Italian libraries have closed to the public, but some librarians continue to serve from a distance.
As U.S. libraries prepare for the novel coronavirus pandemic that is sweeping the globe, our fellow librarians in Italy are in the thick of the outbreak. Shops, bars, and yes, libraries are closed to the public as Italians follow orders to stay at home and practice social distancing to minimize the virus's spread.
But not all librarians have stopped working just because the libraries are empty. Many are finding creative ways to serve their communities from afar. Here, we speak to two librarians about what the lockdown means for them.
Head of Cultural Heritage Library Services
Public Library of Empoli, Tuscany
Programming Librarian: Thank you for speaking with us, Carlo. Can you describe the atmosphere in your library and on the streets?
Carlo Ghilli: The Empoli library is a medium-small library, serving a town of 50,000 inhabitants located right in the center of Tuscany. In normal times about 400 people a day pass through the Library of Empoli — many children, school groups and the elderly. We have many university students.
Today entering the library is surreal. The rooms are empty, and the warning signs we had displayed in the first days of the emergency still remain on the tables. Only my colleague Virginia and I are working in the office. The other librarians are at home, put on a forced vacation by the municipal administration.
We also encounter that dystopian scenario in the streets. All the shops are closed in the squares of our usually lively town. Only the grocery stores are open and few people are allowed in at a time.

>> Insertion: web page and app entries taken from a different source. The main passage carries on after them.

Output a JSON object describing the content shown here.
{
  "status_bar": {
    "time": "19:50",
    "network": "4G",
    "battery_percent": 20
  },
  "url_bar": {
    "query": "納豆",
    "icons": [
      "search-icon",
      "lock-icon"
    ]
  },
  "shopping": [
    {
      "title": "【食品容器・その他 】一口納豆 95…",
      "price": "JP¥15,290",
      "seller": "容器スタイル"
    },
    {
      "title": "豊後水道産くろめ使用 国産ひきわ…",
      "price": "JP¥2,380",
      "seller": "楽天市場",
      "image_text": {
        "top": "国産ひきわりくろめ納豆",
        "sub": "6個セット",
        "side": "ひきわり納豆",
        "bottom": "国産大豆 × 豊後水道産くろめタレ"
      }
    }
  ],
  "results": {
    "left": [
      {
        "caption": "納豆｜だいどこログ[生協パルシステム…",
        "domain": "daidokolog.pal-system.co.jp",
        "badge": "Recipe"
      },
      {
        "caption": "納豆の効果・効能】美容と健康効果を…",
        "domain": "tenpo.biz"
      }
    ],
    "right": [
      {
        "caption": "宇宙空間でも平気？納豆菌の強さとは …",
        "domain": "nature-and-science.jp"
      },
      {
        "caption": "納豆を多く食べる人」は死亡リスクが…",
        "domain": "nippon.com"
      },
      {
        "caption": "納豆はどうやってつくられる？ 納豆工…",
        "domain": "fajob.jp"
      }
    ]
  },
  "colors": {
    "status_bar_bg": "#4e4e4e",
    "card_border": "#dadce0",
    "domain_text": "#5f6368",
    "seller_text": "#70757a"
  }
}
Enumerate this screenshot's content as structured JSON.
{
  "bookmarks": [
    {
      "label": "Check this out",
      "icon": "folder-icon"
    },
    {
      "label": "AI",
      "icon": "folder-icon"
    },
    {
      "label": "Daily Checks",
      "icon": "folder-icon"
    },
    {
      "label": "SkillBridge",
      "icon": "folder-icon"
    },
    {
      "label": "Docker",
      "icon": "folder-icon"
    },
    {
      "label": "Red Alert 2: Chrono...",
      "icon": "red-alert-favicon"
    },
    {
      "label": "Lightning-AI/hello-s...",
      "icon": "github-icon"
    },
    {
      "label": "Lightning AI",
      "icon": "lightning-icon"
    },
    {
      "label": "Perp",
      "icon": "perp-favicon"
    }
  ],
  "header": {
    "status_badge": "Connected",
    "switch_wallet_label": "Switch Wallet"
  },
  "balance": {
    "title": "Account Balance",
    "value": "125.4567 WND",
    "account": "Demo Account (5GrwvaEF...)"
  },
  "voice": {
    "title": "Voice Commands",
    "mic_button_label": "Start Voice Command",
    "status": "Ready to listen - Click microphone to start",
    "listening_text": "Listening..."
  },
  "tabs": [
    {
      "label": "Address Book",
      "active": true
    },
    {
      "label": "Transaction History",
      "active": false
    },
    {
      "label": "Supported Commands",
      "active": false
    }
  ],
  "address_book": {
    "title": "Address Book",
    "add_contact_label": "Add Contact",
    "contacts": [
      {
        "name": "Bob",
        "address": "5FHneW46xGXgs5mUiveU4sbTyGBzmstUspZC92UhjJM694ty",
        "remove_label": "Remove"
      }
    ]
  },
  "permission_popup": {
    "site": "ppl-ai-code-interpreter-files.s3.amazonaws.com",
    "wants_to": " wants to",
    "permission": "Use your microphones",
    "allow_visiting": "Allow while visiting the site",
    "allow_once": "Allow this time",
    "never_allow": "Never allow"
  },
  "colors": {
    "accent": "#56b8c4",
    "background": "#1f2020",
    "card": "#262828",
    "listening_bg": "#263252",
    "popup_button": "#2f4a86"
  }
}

How are libraries dealing with this situation?
Sergio Mattarella, the president of Italy, said, "Reading is a way to raise hopes, to cultivate them, to share them." Italian librarians believe that reading will help us get through this terrible moment.
The Italian situation is very serious. As you know, our libraries have been closed for about a week and have offered reduced services for 20 days. Early in the outbreak we thought we could keep the library open by placing limits on how many people could enter at once, but we were eventually forced to close completely.
So we decided to incentivize the digital loan services, Media Library On Line (MLOL), a digital loan platform that for Tuscany is guaranteed by the regional administration. The administration of the Tuscany Region is currently increasing the supply of e-books and audio-books present on MLOL and the consultation fees of periodicals and online newspapers.
What has this meant in terms of programming and outreach?
My library has activated a collaboration with some famous Italian writers of children's books to make video recordings of their presentations and reading tips available on Facebook. The Facebook event is called Niente Paura è Più Forte la Lettura (No Fear, Reading is Stronger). We also offer remote reading services and we stream our usual Tuesday Readings. Throughout Italy, other libraries have also been organized in for similar services.
Another very important public library of Tuscany, the San Giorgio Library of the municipality of Pistoia, is offering a service of storytelling by telephone. This service is named Favole al Telefono, just like the famous book for children written by Gianni Rodari.
But as the law prevents most of us from working at library locations, it is difficult for us to offer remote services that require some organization. So we are working to be able to record video interventions in different locations and to be able to transmit them.
Maria Stella Rasetti
San Giorgio Library, Tuscany
Pistoia Department of Culture, Tourism and IT Service
Programming Librarian: What is the situation at your library?
Maria Stella Rasetti: All the libraries in Italy are closed to the public until April 3, and we don’t know what will happen after that day.
For now, the majority of my colleagues are working in back office, communicating with patrons via Facebook and our website, rearranging and tidying up the collection (as we never are able to do during the year!).
How are you reaching your homebound patrons?
Above all, we are trying to keep in touch with our beloved users (or members, as Professor R. David Lankes says) who are forced to be at home. We are recording short videos with reading aloud for kids and teens, posting videos teaching origami and more.
We are collaborating with some writers who are available to read their stories out loud for our users. We record them and publish the videos on our Facebook page.
What is the mood among your colleagues?
Spending our time away from our users is so strange … we are separated from the targets of our mission! But we are strong and full of hope. We want to believe that within a handful of weeks we’ll celebrate the end of this bad story all together in a library full of people.